Tissue Recipients

Allograft tissue comes from people who have chosen to donate their tissue following their death. The tissue donor may have died from some type of sudden accident or illness, such as a heart attack.

Community Tissue Services is committed to honoring the last wish of each donor while providing recipients and surgeons with a trusted source of allograft implants.

Why choose an allograft?

Allografts can replace or repair damaged or diseased bone and soft tissues in orthopedic and neurosurgery. It may also stimulate new bone growth in the affected area, particularly in dental and reconstructive surgery. Skin grafts may be used for severe burns.

How do you screen allograft donors?

Community Tissue Services uses the experience of licensed Medical Doctors to assist in the donor screening process prior to recovery.

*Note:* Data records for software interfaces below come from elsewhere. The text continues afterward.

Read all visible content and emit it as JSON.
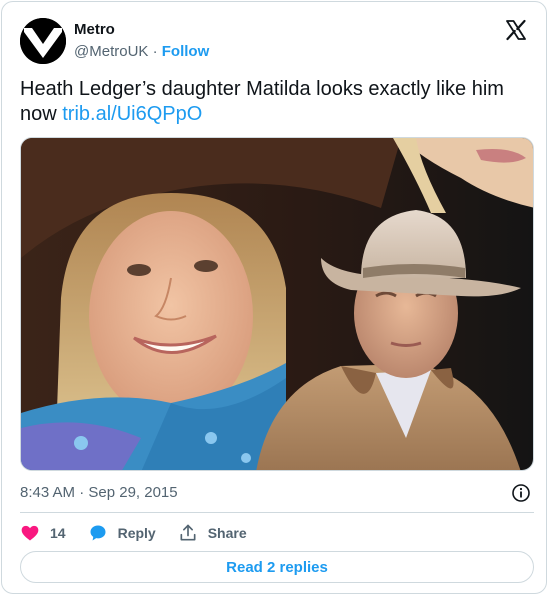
{
  "author": {
    "name": "Metro",
    "handle": "@MetroUK",
    "separator": "·",
    "follow_label": "Follow"
  },
  "tweet": {
    "text": "Heath Ledger’s daughter Matilda looks exactly like him now ",
    "link": "trib.al/Ui6QPpO",
    "timestamp": "8:43 AM · Sep 29, 2015"
  },
  "actions": {
    "like_count": "14",
    "reply_label": "Reply",
    "share_label": "Share"
  },
  "footer": {
    "read_replies_label": "Read 2 replies"
  },
  "colors": {
    "accent": "#1d9bf0",
    "like": "#f91880",
    "muted": "#536471",
    "border": "#cfd9de"
  },
  "icons": {
    "logo": "metro-logo-icon",
    "platform": "x-logo-icon",
    "info": "info-icon",
    "like": "heart-icon",
    "reply": "reply-bubble-icon",
    "share": "share-upload-icon"
  }
}
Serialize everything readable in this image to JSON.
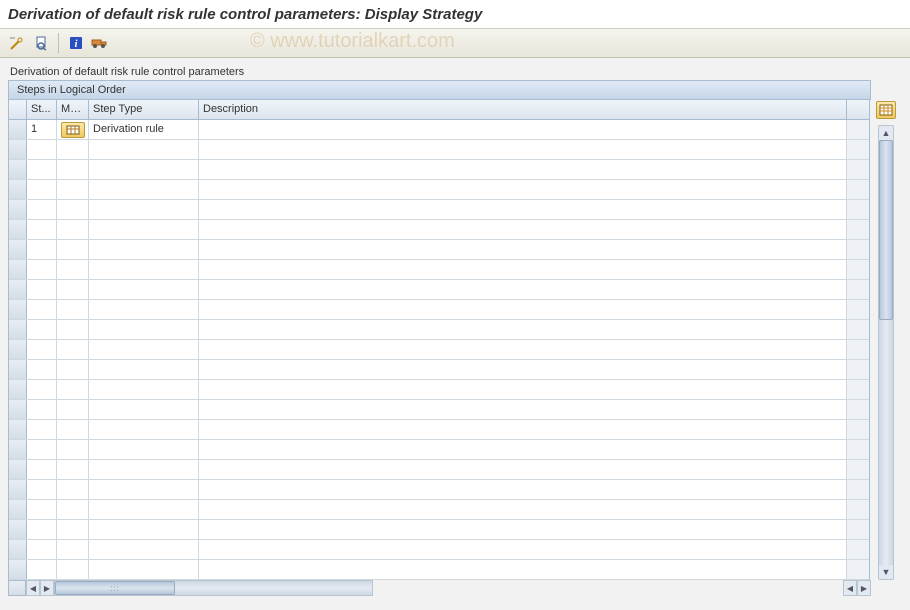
{
  "title": "Derivation of default risk rule control parameters: Display Strategy",
  "watermark": "© www.tutorialkart.com",
  "toolbar": {
    "btn1": "change-display-icon",
    "btn2": "overview-icon",
    "btn3": "info-icon",
    "btn4": "transport-icon"
  },
  "section_header": "Derivation of default risk rule control parameters",
  "panel_title": "Steps in Logical Order",
  "columns": {
    "st": "St...",
    "ma": "Ma...",
    "type": "Step Type",
    "desc": "Description"
  },
  "rows": [
    {
      "st": "1",
      "type": "Derivation rule",
      "desc": ""
    }
  ],
  "empty_row_count": 22
}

Community Tissue Services only accepts tissue donors that meet or exceed donor eligibility requirement set in place by the Food and Drug Administration (FDA), American Association of Tissue Banks, state regulations, and Community Tissue Services in-house Medical Directors.

Each donor is thoroughly evaluated using a medical/social history assessment, medical records, blood tests, culture results, physical examination and autopsy reports (when performed). This process is used to ensure the donor is suitable for donation by allowing us to recognize and exclude potential diseases or medical conditions that are unacceptable.

How do you test the tissue?

All Community Tissue Services donors are tested for transmissible diseases using FDA licensed, approved, or cleared donor screening kits. Additionally, each individually recovered tissue undergoes pre-processing microbiological cultures to ensure pathogenic organisms are not introduced to the processing environment.

All of the donor chart information is evaluated by individuals trained in tissue banking, and a Community Tissue Services Medical Doctor prior to the processing of the tissue.

What happens after testing?

All musculoskeletal and skin grafts recovered by our tissue centers and recovery partners across the United States are processed at Community Tissue Services‘ Center for Tissue, Innovation and Research. Processing and packaging of the tissue are performed using aseptic technique and occur in a class 100 clean room. Tissue grafts are rinsed and soaked in various solutions to minimize transmission of bacteria and viruses. Community Tissue Services utilizes a low dose terminal sterilization after final packaging of the musculoskeletal grafts. Although the risk of disease transmission cannot be entirely eliminated, the use of allografts that have undergone rigorous donor screening, serological testing and formal processing has significantly reduced this risk.

Allograft Safety

What happens to the bone graft after transplantation?

Once the transplanted bone graft is accepted by the body, it is slowly converted into new living bone and incorporated into the body.

Why was Community Tissue Services chosen?

At Community Tissue Services, patient safety and physician satisfaction are our priorities.

Community Tissue Services is registered with the Food and Drug Administration (FDA), accredited by the American Association of Tissue Banks, and maintains all applicable state licenses. Community Tissue Services has an unrivaled safety record in providing tissue allografts and is ISO 13485 certified.